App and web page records
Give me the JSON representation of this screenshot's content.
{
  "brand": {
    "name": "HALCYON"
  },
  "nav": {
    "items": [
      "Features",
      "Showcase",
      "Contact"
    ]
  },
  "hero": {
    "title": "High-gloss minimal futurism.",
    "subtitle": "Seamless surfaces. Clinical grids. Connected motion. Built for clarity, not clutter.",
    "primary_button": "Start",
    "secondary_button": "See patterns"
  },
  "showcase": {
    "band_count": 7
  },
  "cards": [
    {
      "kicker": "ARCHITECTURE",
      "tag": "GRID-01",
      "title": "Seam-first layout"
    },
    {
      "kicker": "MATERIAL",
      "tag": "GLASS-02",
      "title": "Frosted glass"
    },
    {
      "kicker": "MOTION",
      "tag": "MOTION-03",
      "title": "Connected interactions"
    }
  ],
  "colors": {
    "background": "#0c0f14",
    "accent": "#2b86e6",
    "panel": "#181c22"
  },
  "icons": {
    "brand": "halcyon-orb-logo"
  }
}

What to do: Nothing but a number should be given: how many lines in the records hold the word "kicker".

Exercise answer: 3